Within the first few days, with some of the findings, the coroner’s soft diagnosis of Chris’s death was SUDEP but I have to say that we had difficulty in believing it. It was as though we were expecting another explanation. It just did not make sense to us at all. It appeared that Chris had run out of his Dilantin and had arranged for a refill which had been ready for pick up at the pharmacy a few days prior. Given the time frame for pick up and his previous refill, one could estimate that he may have missed a few doses or perhaps more, but we will never know for sure as the toxicology did not include his Dilantin levels.  Chris’s pharmacist kindly provided their records confirming that Chris had to pick up his medication every 30 days and that Chris was systematically late for his pickup each month (meaning he did miss a few doses every month). Nothing had ever happened…until he died. The autopsy confirmed Chris had a tonic-clonic seizure prior. It was his first and only one. I do wonder if Chris went into a withdrawal from the Dilantin that caused the tonic-clonic seizure that then caused his death to SUDEP. 

In my search for answers, I learned that although Chris continued to be prescribed Dilantin by his neurologist, he had not been seen by his neurologist for over three years prior to his death.

Please learn from Chris’s death

It saddens me and makes me feel so helpless that here in Canada there is little interest in examining and learning from Chris’s death.  Our family has participated in a Canadian study regarding informing those with epilepsy about SUDEP, but the studies that have taken the details of Chris’s death were out of the USA and the UK. My sincerest wish is that others can learn from Chris’s death, an opportunity that he did not have. 

  • Awareness and openness about SUDEP with epilepsy patients and/or their families is critical if they are to be fully involved in their health outcomes. Ideally this would be for all and not just those in a high risk group. In addition, this should not be qualified with “but you are not in a high risk group” as most would hear that the information being provided does not apply to them. According to most studies to date, it appears that Chris was not in a high risk group.
     
  • Ideally there should be closer medical follow up with those living with epilepsy, especially if there are higher known risks including seizure frequency and age predisposition (20-40 years).
     
  • Given that therapeutic non-compliance appears to play a role in the risk of SUDEP, easier access and prescribing larger dispensing quantities would seem appropriate in most cases.  In an ideal world, the medical community could partner with the pharmaceutical industry to inform those taking the anti-epileptic medication about the risks and the importance of therapeutic compliance.

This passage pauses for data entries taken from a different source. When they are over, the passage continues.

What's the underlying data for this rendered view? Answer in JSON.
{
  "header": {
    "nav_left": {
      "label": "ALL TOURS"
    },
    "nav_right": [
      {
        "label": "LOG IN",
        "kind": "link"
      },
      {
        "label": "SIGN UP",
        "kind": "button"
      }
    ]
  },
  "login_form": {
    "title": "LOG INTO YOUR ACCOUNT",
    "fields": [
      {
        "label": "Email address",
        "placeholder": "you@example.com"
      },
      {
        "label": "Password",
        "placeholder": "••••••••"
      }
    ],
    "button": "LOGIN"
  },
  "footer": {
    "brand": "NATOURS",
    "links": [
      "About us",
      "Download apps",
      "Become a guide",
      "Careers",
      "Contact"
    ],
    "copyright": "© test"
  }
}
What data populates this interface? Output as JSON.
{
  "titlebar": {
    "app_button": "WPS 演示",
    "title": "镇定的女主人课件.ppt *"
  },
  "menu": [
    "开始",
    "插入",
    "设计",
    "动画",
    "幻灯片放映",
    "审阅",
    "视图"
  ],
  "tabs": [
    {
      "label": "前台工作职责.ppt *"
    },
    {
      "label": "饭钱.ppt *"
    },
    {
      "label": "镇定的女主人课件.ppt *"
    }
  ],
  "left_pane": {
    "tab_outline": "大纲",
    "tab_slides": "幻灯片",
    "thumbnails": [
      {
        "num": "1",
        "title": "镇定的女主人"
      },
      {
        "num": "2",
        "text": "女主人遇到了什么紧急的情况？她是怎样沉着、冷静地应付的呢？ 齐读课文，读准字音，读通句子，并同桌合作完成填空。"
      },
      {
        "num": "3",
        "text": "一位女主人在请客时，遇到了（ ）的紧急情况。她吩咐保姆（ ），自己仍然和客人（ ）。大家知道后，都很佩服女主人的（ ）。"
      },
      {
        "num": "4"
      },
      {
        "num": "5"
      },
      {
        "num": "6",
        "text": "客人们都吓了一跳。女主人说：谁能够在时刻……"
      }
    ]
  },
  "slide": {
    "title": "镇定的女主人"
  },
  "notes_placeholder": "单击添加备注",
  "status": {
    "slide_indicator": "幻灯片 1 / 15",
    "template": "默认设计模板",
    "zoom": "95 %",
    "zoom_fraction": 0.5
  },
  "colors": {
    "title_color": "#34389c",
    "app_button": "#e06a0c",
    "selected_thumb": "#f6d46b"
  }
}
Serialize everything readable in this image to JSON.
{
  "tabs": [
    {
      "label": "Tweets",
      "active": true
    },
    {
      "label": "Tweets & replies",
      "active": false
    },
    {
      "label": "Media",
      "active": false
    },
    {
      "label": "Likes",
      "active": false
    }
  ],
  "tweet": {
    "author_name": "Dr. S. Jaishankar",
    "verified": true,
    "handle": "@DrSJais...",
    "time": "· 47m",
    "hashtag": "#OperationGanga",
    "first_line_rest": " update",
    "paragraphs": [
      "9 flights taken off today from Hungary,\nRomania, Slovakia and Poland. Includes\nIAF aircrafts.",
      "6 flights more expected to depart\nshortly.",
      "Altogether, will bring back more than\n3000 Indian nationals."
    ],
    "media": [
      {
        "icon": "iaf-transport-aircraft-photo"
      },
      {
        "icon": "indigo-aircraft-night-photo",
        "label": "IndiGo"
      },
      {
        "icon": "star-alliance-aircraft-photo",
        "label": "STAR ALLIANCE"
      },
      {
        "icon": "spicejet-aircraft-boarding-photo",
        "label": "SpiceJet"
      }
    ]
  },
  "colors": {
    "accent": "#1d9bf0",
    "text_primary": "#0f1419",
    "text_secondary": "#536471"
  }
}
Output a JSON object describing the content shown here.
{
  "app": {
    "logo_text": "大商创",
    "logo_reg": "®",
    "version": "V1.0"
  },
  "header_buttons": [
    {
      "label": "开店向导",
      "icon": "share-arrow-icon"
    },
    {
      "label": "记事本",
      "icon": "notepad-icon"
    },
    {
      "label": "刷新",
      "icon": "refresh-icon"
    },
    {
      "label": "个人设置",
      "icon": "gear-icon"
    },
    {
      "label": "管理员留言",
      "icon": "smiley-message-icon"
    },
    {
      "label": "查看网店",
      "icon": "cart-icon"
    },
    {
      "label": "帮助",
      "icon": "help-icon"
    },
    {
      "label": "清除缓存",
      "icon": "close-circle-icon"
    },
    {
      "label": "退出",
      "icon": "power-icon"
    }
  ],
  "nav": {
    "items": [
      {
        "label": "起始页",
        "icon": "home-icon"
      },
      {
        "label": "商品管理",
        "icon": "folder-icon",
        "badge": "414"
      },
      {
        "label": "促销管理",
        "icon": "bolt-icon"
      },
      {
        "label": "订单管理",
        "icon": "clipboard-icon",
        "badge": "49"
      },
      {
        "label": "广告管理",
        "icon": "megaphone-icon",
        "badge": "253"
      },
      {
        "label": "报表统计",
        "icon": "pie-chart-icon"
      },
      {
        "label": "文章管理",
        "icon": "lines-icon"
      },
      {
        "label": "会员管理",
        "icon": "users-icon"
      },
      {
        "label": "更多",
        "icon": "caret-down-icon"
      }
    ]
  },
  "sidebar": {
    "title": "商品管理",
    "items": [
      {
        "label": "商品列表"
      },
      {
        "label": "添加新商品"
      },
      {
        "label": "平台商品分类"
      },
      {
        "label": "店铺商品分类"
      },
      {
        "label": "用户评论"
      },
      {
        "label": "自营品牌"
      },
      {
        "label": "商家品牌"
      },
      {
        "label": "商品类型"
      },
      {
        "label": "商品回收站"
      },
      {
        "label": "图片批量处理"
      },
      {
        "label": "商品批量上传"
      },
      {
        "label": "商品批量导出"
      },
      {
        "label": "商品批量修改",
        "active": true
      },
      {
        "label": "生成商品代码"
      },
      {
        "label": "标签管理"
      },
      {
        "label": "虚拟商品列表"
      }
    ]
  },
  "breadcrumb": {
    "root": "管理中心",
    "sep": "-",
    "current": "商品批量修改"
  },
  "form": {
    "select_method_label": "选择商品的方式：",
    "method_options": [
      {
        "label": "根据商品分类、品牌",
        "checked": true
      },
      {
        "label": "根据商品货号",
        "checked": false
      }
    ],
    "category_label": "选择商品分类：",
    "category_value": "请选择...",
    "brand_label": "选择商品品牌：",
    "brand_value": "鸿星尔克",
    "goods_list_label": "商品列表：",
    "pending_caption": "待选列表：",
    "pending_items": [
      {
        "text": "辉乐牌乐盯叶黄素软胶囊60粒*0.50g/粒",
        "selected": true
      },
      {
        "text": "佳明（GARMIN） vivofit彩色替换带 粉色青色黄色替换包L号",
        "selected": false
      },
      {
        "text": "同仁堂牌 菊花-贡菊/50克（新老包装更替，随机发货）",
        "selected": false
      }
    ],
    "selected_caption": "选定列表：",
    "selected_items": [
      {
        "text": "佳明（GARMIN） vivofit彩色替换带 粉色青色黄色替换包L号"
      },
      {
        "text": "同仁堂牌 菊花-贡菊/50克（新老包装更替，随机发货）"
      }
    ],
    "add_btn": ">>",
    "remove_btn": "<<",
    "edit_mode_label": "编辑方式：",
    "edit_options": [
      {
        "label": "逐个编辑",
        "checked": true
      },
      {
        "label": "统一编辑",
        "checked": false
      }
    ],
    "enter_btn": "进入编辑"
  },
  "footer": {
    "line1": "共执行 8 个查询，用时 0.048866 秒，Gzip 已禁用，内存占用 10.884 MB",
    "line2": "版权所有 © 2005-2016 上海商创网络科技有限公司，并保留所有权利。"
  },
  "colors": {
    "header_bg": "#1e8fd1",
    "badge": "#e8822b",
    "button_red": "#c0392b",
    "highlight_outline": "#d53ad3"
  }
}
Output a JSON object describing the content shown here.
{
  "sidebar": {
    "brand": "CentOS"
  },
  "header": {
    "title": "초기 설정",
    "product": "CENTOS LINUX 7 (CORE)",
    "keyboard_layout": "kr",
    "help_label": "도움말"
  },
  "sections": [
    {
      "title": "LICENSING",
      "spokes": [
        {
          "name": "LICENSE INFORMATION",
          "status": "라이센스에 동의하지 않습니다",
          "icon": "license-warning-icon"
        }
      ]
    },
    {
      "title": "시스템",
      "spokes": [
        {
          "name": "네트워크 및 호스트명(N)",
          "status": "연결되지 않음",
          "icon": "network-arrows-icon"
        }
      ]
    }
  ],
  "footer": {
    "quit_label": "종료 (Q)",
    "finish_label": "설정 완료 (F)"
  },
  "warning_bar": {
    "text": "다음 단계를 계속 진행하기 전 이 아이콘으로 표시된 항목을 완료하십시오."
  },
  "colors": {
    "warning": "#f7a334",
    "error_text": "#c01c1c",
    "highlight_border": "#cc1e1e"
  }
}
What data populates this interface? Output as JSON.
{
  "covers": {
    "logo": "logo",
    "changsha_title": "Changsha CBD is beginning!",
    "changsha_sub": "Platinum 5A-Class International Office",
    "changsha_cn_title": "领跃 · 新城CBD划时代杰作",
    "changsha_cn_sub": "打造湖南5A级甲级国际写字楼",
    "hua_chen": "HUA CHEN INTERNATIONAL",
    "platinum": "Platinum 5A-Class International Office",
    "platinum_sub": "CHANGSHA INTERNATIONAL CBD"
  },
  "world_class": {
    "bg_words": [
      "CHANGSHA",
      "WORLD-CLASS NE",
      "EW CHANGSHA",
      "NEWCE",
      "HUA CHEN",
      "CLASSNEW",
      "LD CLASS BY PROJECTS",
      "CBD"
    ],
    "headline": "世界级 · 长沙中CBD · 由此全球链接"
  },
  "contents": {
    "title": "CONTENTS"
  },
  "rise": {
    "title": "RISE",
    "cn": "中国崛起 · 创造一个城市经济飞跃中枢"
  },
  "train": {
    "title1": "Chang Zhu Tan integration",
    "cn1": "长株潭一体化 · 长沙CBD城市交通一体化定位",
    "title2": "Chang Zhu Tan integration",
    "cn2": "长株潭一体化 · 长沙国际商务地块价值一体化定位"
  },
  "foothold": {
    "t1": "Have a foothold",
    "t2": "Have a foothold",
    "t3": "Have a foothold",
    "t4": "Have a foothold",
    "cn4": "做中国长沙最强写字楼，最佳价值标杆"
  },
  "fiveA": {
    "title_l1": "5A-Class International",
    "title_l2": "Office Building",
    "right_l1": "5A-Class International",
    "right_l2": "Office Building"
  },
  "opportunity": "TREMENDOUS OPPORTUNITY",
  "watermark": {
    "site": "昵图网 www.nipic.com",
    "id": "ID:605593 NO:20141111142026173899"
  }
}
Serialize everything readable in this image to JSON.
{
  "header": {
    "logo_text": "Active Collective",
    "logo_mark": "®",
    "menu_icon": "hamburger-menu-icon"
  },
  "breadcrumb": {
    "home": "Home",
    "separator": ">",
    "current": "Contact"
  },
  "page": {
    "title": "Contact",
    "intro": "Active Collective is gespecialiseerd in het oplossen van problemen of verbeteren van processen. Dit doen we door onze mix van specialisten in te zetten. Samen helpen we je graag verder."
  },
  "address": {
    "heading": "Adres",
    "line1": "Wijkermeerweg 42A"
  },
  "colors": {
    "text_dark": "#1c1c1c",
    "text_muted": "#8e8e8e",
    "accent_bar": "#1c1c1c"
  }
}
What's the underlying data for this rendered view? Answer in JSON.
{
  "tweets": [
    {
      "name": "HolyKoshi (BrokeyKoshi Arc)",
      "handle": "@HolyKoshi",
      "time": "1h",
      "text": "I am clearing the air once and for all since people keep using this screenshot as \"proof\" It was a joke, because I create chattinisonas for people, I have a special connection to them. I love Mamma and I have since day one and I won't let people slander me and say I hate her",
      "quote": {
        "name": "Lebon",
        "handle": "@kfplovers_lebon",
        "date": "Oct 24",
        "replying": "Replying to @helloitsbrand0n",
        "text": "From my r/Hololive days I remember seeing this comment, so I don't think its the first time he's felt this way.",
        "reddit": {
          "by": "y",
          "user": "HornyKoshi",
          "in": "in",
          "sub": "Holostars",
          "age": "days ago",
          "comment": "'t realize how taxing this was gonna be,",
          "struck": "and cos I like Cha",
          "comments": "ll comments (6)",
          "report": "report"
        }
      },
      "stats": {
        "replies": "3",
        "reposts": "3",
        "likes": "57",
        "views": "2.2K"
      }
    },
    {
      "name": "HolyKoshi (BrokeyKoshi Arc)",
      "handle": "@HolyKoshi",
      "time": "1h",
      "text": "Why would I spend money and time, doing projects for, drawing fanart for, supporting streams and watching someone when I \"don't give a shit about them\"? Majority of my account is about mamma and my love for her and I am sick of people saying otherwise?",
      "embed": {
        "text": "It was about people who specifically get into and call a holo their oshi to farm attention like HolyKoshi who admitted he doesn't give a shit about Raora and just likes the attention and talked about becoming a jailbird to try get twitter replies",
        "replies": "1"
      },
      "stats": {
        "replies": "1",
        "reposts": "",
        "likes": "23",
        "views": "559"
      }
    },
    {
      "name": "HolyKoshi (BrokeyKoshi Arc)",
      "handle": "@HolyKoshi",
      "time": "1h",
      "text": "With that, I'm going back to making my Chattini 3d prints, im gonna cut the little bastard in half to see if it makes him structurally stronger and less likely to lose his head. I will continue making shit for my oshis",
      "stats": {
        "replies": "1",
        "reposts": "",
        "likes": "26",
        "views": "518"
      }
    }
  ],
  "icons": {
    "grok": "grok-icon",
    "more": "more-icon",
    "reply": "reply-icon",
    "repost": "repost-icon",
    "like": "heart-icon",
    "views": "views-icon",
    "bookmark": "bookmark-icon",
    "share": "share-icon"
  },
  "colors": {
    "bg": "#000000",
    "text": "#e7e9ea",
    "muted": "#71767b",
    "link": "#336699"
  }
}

I truly believe that Chris could be here today had he been informed about SUDEP and the steps to reduce his risk, although we will never know for sure. Nothing can bring him back, but changes for a better future for others can be made.

I miss my wonderful Chris every day. I was privileged to be his mother. I know that he has left a huge hole in the hearts of his sister, father, extended family and friends.  All that I can do now is, tell his story in order to help prevent others from dying. I do this in his honour and his memory, as he would have wanted me to.

He was our light, our laughter and our song.

Barb Hayduk
July 2014

In remembrance of Chris Hayduk-Costa (Sept 3rd, 1987-Sept 11th, 2012)

[Photo: Mom, Chris & Gab]